BOSI, Alfredo. Economy and humanism. Estud. av. [online]. 2012, vol.26, n.75, pp. 249-266. ISSN 0103-4014. http://dx.doi.org/10.1590/S0103-40142012000200017.
This article aims to rebuild the history of Economy and Humanism movement, whose founder and theorist was the French Dominican friar Joseph-Louis Lebret. Working initially with sailors and fishermen in his hometown, the Breton port of Saint-Malo, he became aware of capitalist exploitation as represented by the large fishing boats that competed with the communal, small-scale fishing of the region. By studying the work of Marx, Lebret incorporated into Christian social doctrine the notion of surplus value: hence his criticism of liberal economics. "Human economy" begins with needs of the worker, not the profit calculations of the businessman.

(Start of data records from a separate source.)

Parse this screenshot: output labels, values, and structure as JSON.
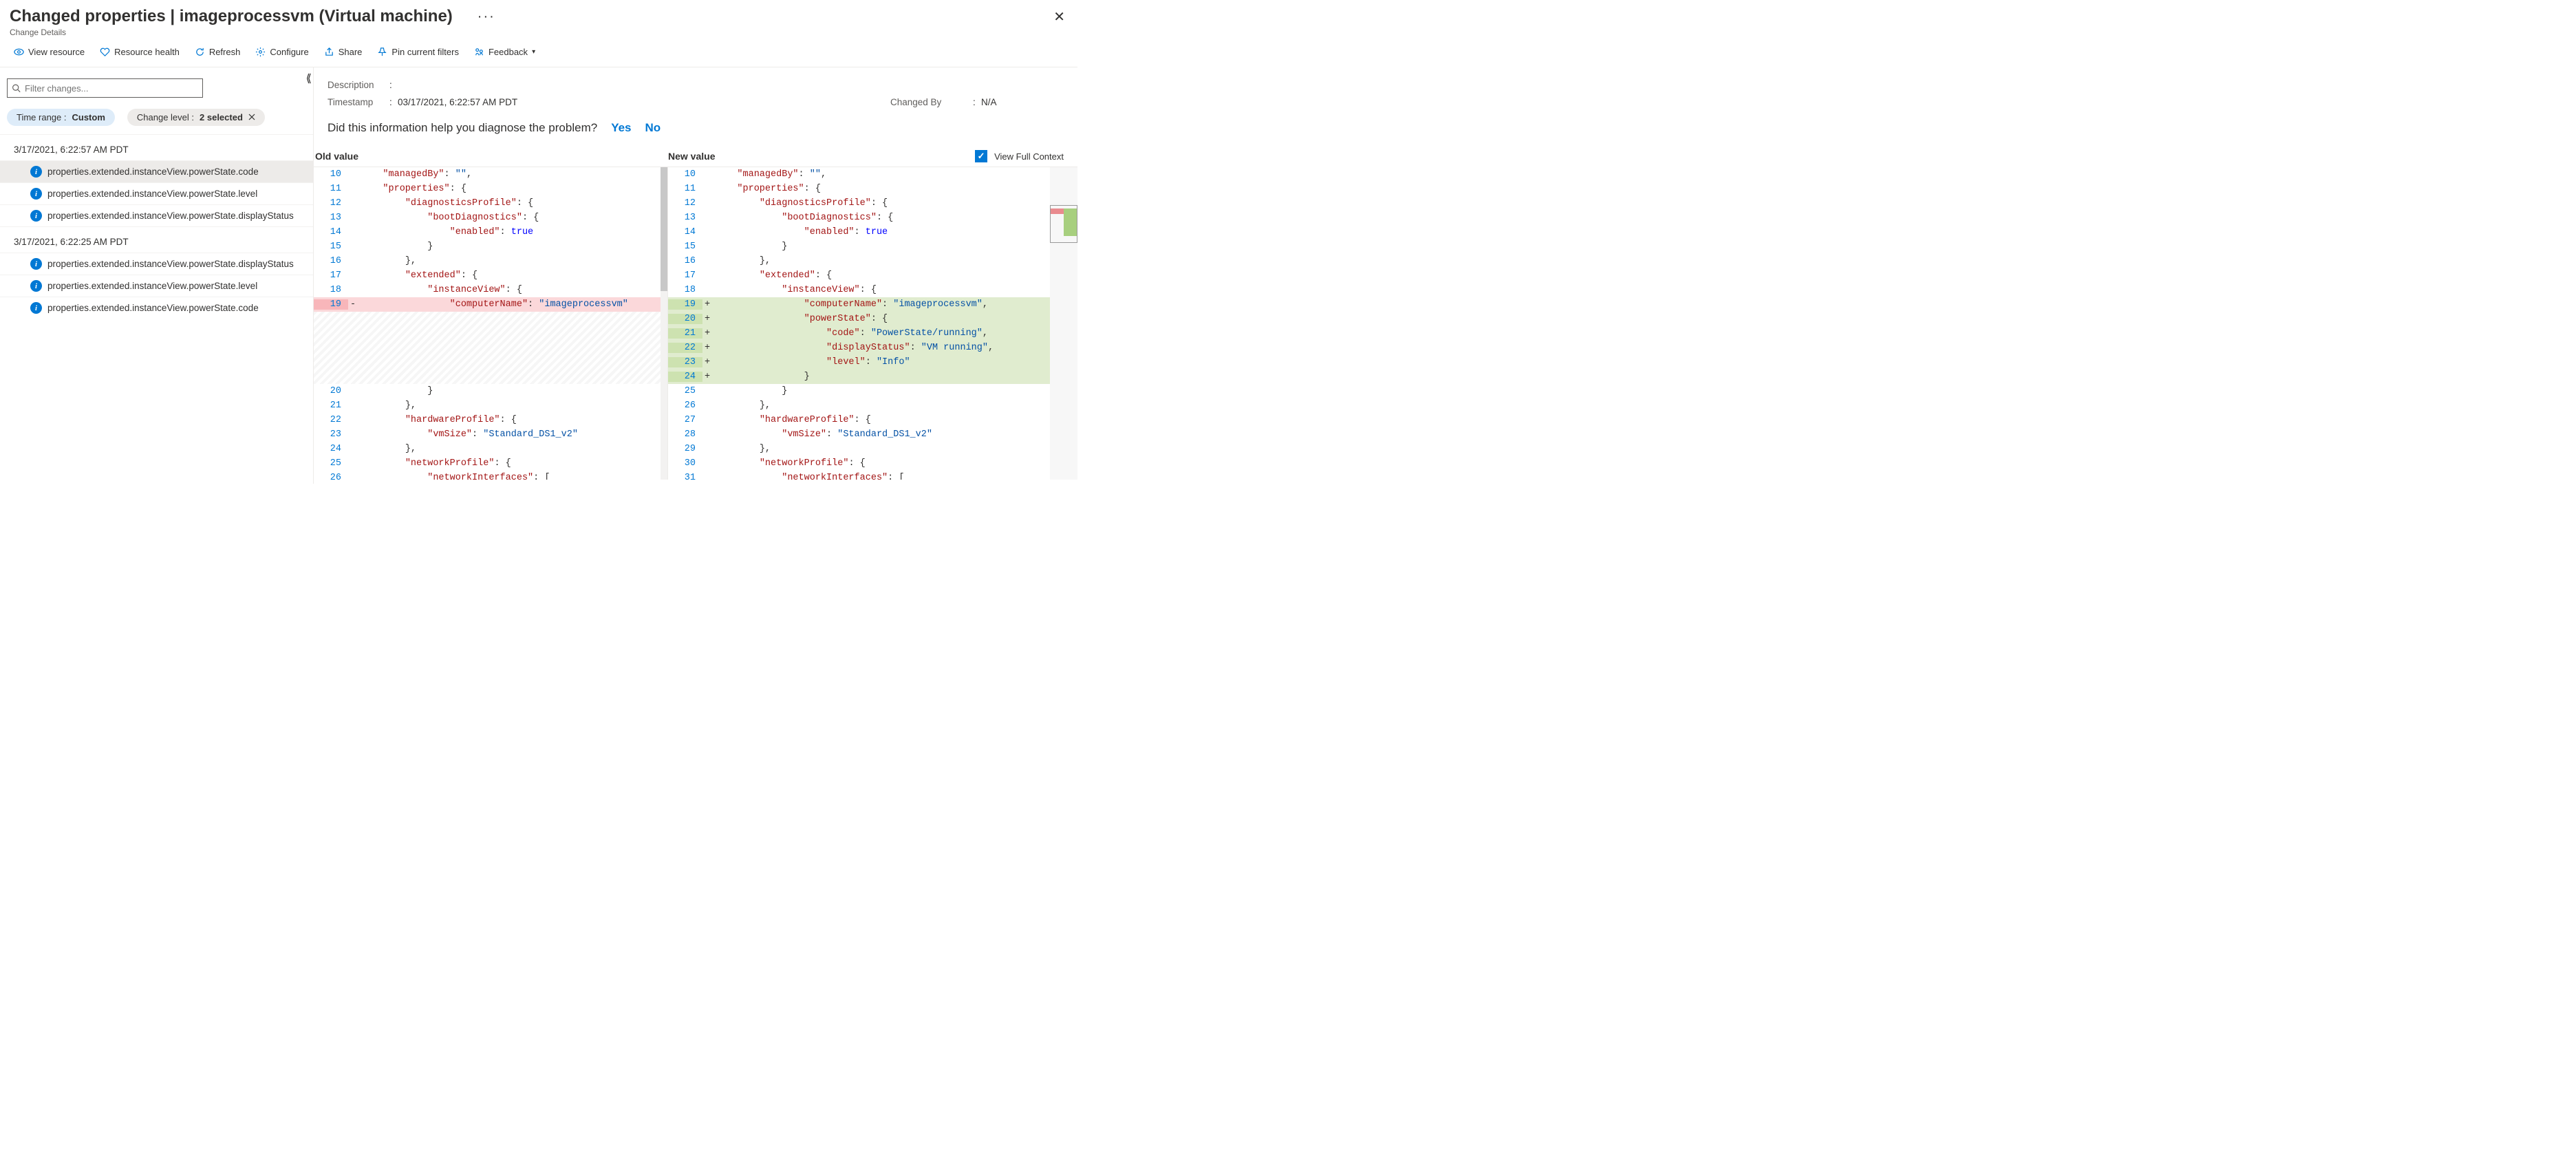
{
  "header": {
    "title": "Changed properties | imageprocessvm (Virtual machine)",
    "crumb": "Change Details"
  },
  "toolbar": [
    {
      "k": "view-resource",
      "label": "View resource"
    },
    {
      "k": "resource-health",
      "label": "Resource health"
    },
    {
      "k": "refresh",
      "label": "Refresh"
    },
    {
      "k": "configure",
      "label": "Configure"
    },
    {
      "k": "share",
      "label": "Share"
    },
    {
      "k": "pin",
      "label": "Pin current filters"
    },
    {
      "k": "feedback",
      "label": "Feedback"
    }
  ],
  "filter": {
    "placeholder": "Filter changes...",
    "pills": {
      "timerange_label": "Time range : ",
      "timerange_value": "Custom",
      "level_label": "Change level : ",
      "level_value": "2 selected"
    }
  },
  "groups": [
    {
      "ts": "3/17/2021, 6:22:57 AM PDT",
      "rows": [
        "properties.extended.instanceView.powerState.code",
        "properties.extended.instanceView.powerState.level",
        "properties.extended.instanceView.powerState.displayStatus"
      ],
      "selected_idx": 0
    },
    {
      "ts": "3/17/2021, 6:22:25 AM PDT",
      "rows": [
        "properties.extended.instanceView.powerState.displayStatus",
        "properties.extended.instanceView.powerState.level",
        "properties.extended.instanceView.powerState.code"
      ],
      "selected_idx": -1
    }
  ],
  "meta": {
    "desc_label": "Description",
    "desc_value": "",
    "ts_label": "Timestamp",
    "ts_value": "03/17/2021, 6:22:57 AM PDT",
    "by_label": "Changed By",
    "by_value": "N/A"
  },
  "ask": {
    "q": "Did this information help you diagnose the problem?",
    "yes": "Yes",
    "no": "No"
  },
  "diff_header": {
    "old": "Old value",
    "new": "New value",
    "ctx": "View Full Context"
  },
  "diff_old": [
    {
      "n": 10,
      "segs": [
        [
          "\"managedBy\"",
          "red"
        ],
        [
          ": ",
          ""
        ],
        [
          "\"\"",
          "blue"
        ],
        [
          ",",
          ""
        ]
      ],
      "indent": 2
    },
    {
      "n": 11,
      "segs": [
        [
          "\"properties\"",
          "red"
        ],
        [
          ": {",
          ""
        ]
      ],
      "indent": 2
    },
    {
      "n": 12,
      "segs": [
        [
          "\"diagnosticsProfile\"",
          "red"
        ],
        [
          ": {",
          ""
        ]
      ],
      "indent": 4
    },
    {
      "n": 13,
      "segs": [
        [
          "\"bootDiagnostics\"",
          "red"
        ],
        [
          ": {",
          ""
        ]
      ],
      "indent": 6
    },
    {
      "n": 14,
      "segs": [
        [
          "\"enabled\"",
          "red"
        ],
        [
          ": ",
          ""
        ],
        [
          "true",
          "dkblue"
        ]
      ],
      "indent": 8
    },
    {
      "n": 15,
      "segs": [
        [
          "}",
          ""
        ]
      ],
      "indent": 6
    },
    {
      "n": 16,
      "segs": [
        [
          "},",
          ""
        ]
      ],
      "indent": 4
    },
    {
      "n": 17,
      "segs": [
        [
          "\"extended\"",
          "red"
        ],
        [
          ": {",
          ""
        ]
      ],
      "indent": 4
    },
    {
      "n": 18,
      "segs": [
        [
          "\"instanceView\"",
          "red"
        ],
        [
          ": {",
          ""
        ]
      ],
      "indent": 6
    },
    {
      "n": 19,
      "mark": "-",
      "cls": "removed",
      "segs": [
        [
          "\"computerName\"",
          "red"
        ],
        [
          ": ",
          ""
        ],
        [
          "\"imageprocessvm\"",
          "blue"
        ]
      ],
      "indent": 8
    },
    {
      "filler": true
    },
    {
      "n": 20,
      "segs": [
        [
          "}",
          ""
        ]
      ],
      "indent": 6
    },
    {
      "n": 21,
      "segs": [
        [
          "},",
          ""
        ]
      ],
      "indent": 4
    },
    {
      "n": 22,
      "segs": [
        [
          "\"hardwareProfile\"",
          "red"
        ],
        [
          ": {",
          ""
        ]
      ],
      "indent": 4
    },
    {
      "n": 23,
      "segs": [
        [
          "\"vmSize\"",
          "red"
        ],
        [
          ": ",
          ""
        ],
        [
          "\"Standard_DS1_v2\"",
          "blue"
        ]
      ],
      "indent": 6
    },
    {
      "n": 24,
      "segs": [
        [
          "},",
          ""
        ]
      ],
      "indent": 4
    },
    {
      "n": 25,
      "segs": [
        [
          "\"networkProfile\"",
          "red"
        ],
        [
          ": {",
          ""
        ]
      ],
      "indent": 4
    },
    {
      "n": 26,
      "segs": [
        [
          "\"networkInterfaces\"",
          "red"
        ],
        [
          ": [",
          ""
        ]
      ],
      "indent": 6
    }
  ],
  "diff_new": [
    {
      "n": 10,
      "segs": [
        [
          "\"managedBy\"",
          "red"
        ],
        [
          ": ",
          ""
        ],
        [
          "\"\"",
          "blue"
        ],
        [
          ",",
          ""
        ]
      ],
      "indent": 2
    },
    {
      "n": 11,
      "segs": [
        [
          "\"properties\"",
          "red"
        ],
        [
          ": {",
          ""
        ]
      ],
      "indent": 2
    },
    {
      "n": 12,
      "segs": [
        [
          "\"diagnosticsProfile\"",
          "red"
        ],
        [
          ": {",
          ""
        ]
      ],
      "indent": 4
    },
    {
      "n": 13,
      "segs": [
        [
          "\"bootDiagnostics\"",
          "red"
        ],
        [
          ": {",
          ""
        ]
      ],
      "indent": 6
    },
    {
      "n": 14,
      "segs": [
        [
          "\"enabled\"",
          "red"
        ],
        [
          ": ",
          ""
        ],
        [
          "true",
          "dkblue"
        ]
      ],
      "indent": 8
    },
    {
      "n": 15,
      "segs": [
        [
          "}",
          ""
        ]
      ],
      "indent": 6
    },
    {
      "n": 16,
      "segs": [
        [
          "},",
          ""
        ]
      ],
      "indent": 4
    },
    {
      "n": 17,
      "segs": [
        [
          "\"extended\"",
          "red"
        ],
        [
          ": {",
          ""
        ]
      ],
      "indent": 4
    },
    {
      "n": 18,
      "segs": [
        [
          "\"instanceView\"",
          "red"
        ],
        [
          ": {",
          ""
        ]
      ],
      "indent": 6
    },
    {
      "n": 19,
      "mark": "+",
      "cls": "added",
      "segs": [
        [
          "\"computerName\"",
          "red"
        ],
        [
          ": ",
          ""
        ],
        [
          "\"imageprocessvm\"",
          "blue"
        ],
        [
          ",",
          ""
        ]
      ],
      "indent": 8
    },
    {
      "n": 20,
      "mark": "+",
      "cls": "added",
      "segs": [
        [
          "\"powerState\"",
          "red"
        ],
        [
          ": {",
          ""
        ]
      ],
      "indent": 8
    },
    {
      "n": 21,
      "mark": "+",
      "cls": "added",
      "segs": [
        [
          "\"code\"",
          "red"
        ],
        [
          ": ",
          ""
        ],
        [
          "\"PowerState/running\"",
          "blue"
        ],
        [
          ",",
          ""
        ]
      ],
      "indent": 10
    },
    {
      "n": 22,
      "mark": "+",
      "cls": "added",
      "segs": [
        [
          "\"displayStatus\"",
          "red"
        ],
        [
          ": ",
          ""
        ],
        [
          "\"VM running\"",
          "blue"
        ],
        [
          ",",
          ""
        ]
      ],
      "indent": 10
    },
    {
      "n": 23,
      "mark": "+",
      "cls": "added",
      "segs": [
        [
          "\"level\"",
          "red"
        ],
        [
          ": ",
          ""
        ],
        [
          "\"Info\"",
          "blue"
        ]
      ],
      "indent": 10
    },
    {
      "n": 24,
      "mark": "+",
      "cls": "added",
      "segs": [
        [
          "}",
          ""
        ]
      ],
      "indent": 8
    },
    {
      "n": 25,
      "segs": [
        [
          "}",
          ""
        ]
      ],
      "indent": 6
    },
    {
      "n": 26,
      "segs": [
        [
          "},",
          ""
        ]
      ],
      "indent": 4
    },
    {
      "n": 27,
      "segs": [
        [
          "\"hardwareProfile\"",
          "red"
        ],
        [
          ": {",
          ""
        ]
      ],
      "indent": 4
    },
    {
      "n": 28,
      "segs": [
        [
          "\"vmSize\"",
          "red"
        ],
        [
          ": ",
          ""
        ],
        [
          "\"Standard_DS1_v2\"",
          "blue"
        ]
      ],
      "indent": 6
    },
    {
      "n": 29,
      "segs": [
        [
          "},",
          ""
        ]
      ],
      "indent": 4
    },
    {
      "n": 30,
      "segs": [
        [
          "\"networkProfile\"",
          "red"
        ],
        [
          ": {",
          ""
        ]
      ],
      "indent": 4
    },
    {
      "n": 31,
      "segs": [
        [
          "\"networkInterfaces\"",
          "red"
        ],
        [
          ": [",
          ""
        ]
      ],
      "indent": 6
    }
  ]
}
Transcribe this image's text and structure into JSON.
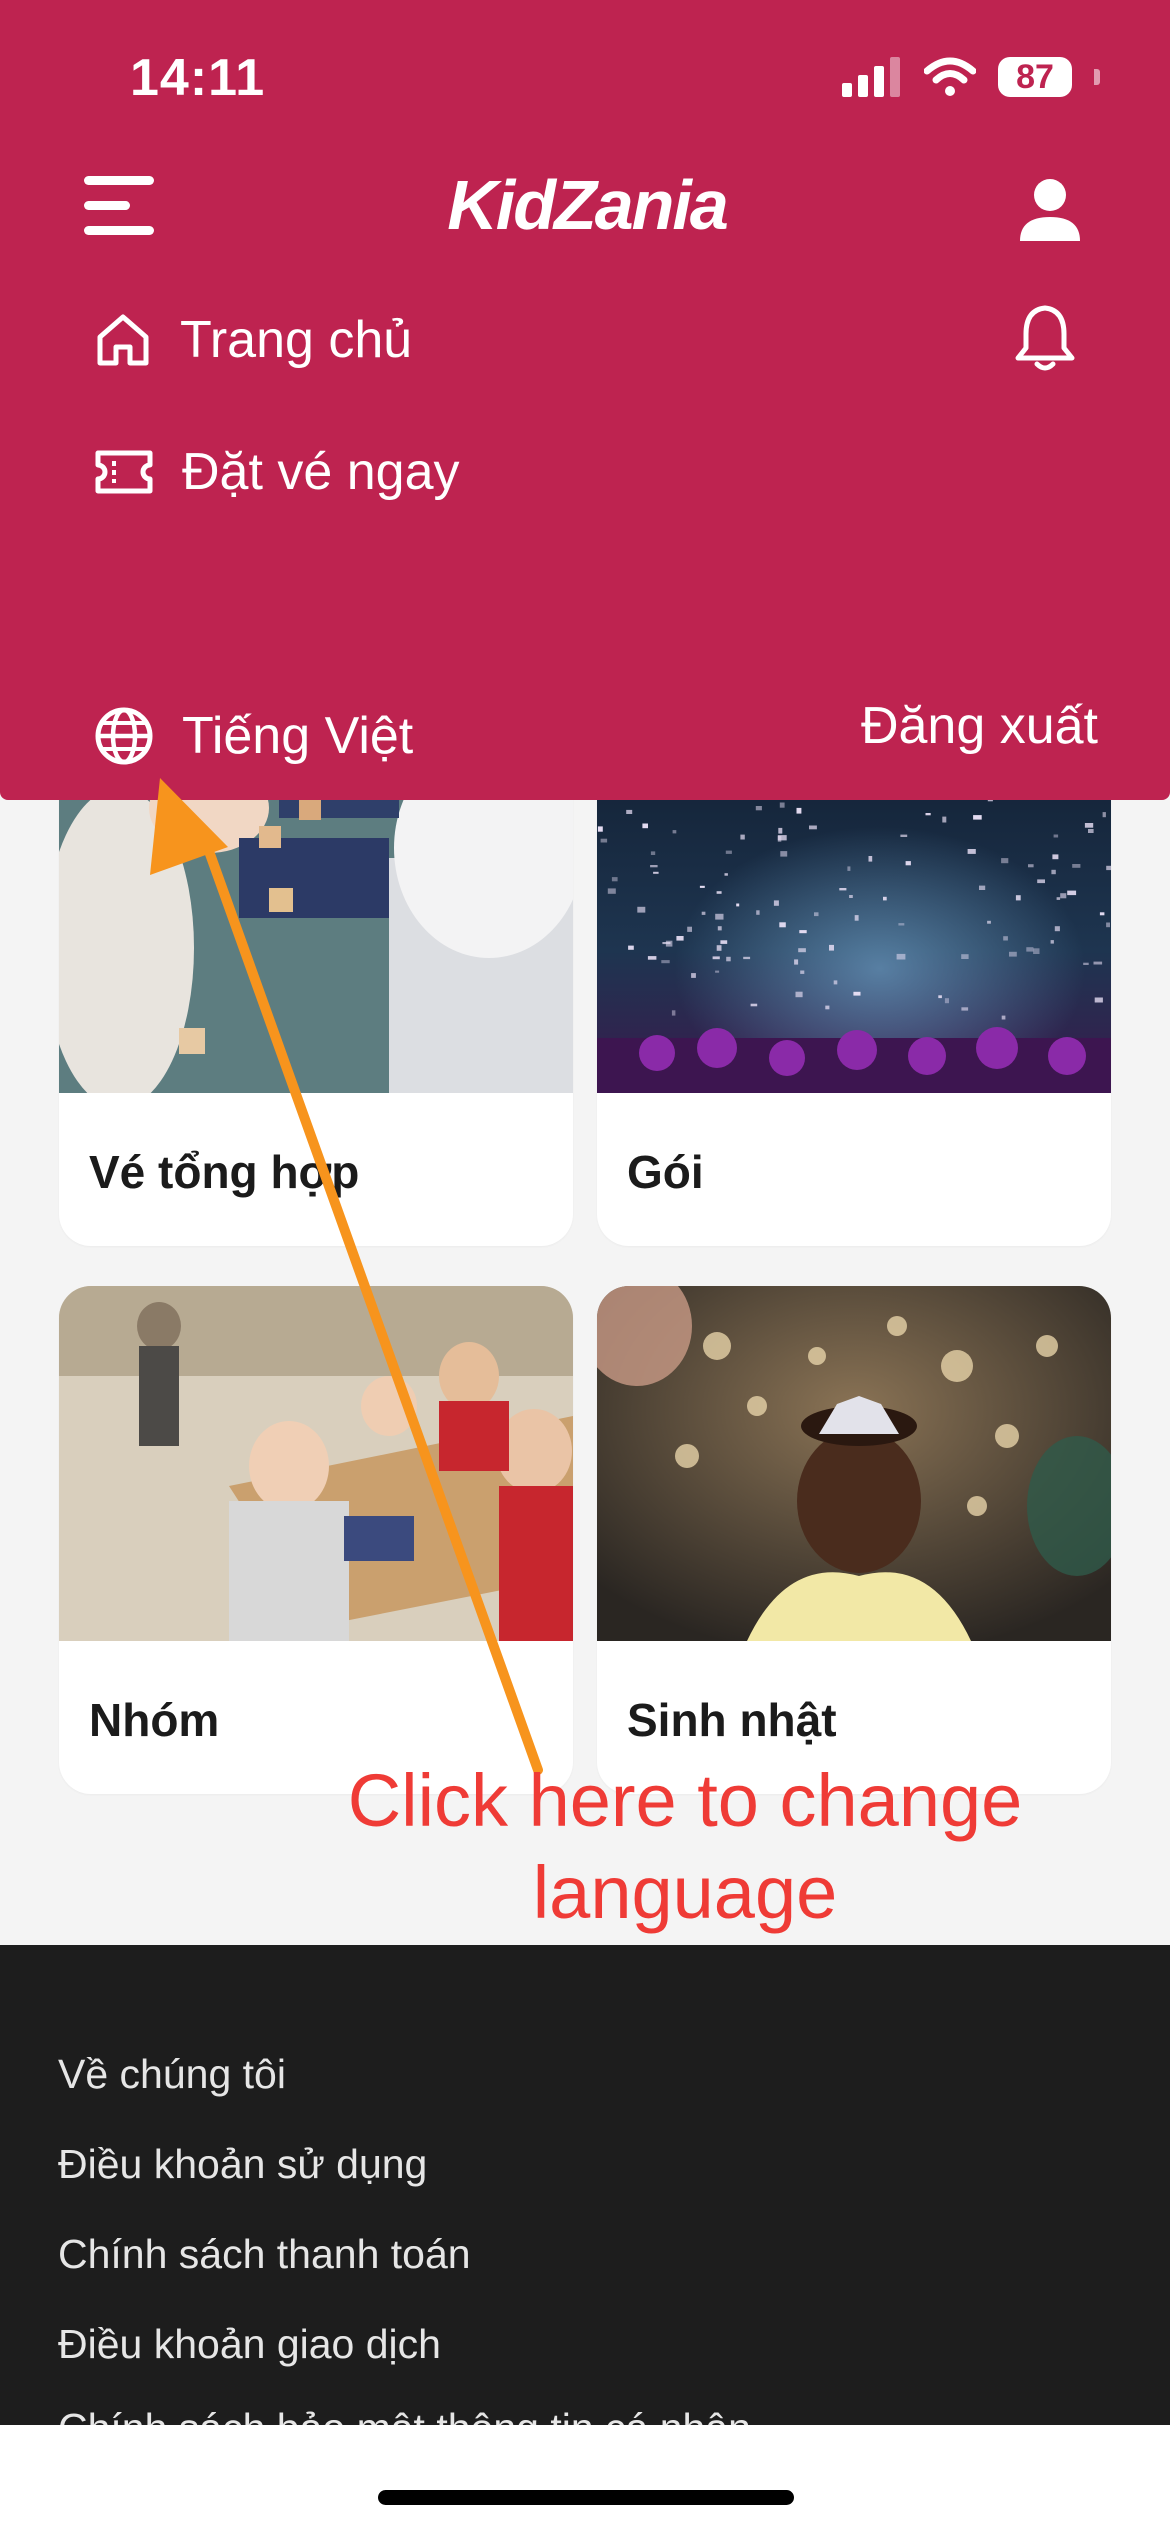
{
  "status_bar": {
    "time": "14:11",
    "battery": "87"
  },
  "header": {
    "logo_text": "KidZania",
    "icons": [
      "hamburger-menu-icon",
      "user-icon"
    ]
  },
  "menu": {
    "items": [
      {
        "label": "Trang chủ",
        "icon": "home-icon"
      },
      {
        "label": "Đặt vé ngay",
        "icon": "ticket-icon"
      }
    ],
    "language": {
      "label": "Tiếng Việt",
      "icon": "globe-icon"
    },
    "logout_label": "Đăng xuất",
    "notification_icon": "bell-icon"
  },
  "cards": [
    {
      "label": "Vé tổng hợp",
      "image": "children-playing-blocks-photo"
    },
    {
      "label": "Gói",
      "image": "confetti-concert-photo"
    },
    {
      "label": "Nhóm",
      "image": "kids-group-table-photo"
    },
    {
      "label": "Sinh nhật",
      "image": "birthday-girl-tiara-photo"
    }
  ],
  "annotation": {
    "line1": "Click here to change",
    "line2": "language",
    "color": "#ef3b36",
    "arrow_color": "#F7941D"
  },
  "footer": {
    "links": [
      "Về chúng tôi",
      "Điều khoản sử dụng",
      "Chính sách thanh toán",
      "Điều khoản giao dịch",
      "Chính sách bảo mật thông tin cá nhân"
    ]
  },
  "colors": {
    "brand": "#BE2350",
    "footer_bg": "#1d1d1d",
    "page_bg": "#f4f4f4"
  }
}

The survey teams of the Economy and Humanism movement studied living conditions in the poor neighborhoods of French cities after World War II. Coming to Brazil, Lebret guided similar surveys in São Paulo, Rio de Janeiro, Belo Horizonte, and Recife, preparing researchers to work with local governments. He visited 60 countries in the Third World. By indication of Dom Helder Câmara, Paul VI appointed him to the role of expert in social development issues at the Second Vatican council. Shortly before his death in 1966, he helped to pen the encyclical Populorum Progressio.
Keywords : Human economics; Development; Joseph-Louis Lebret.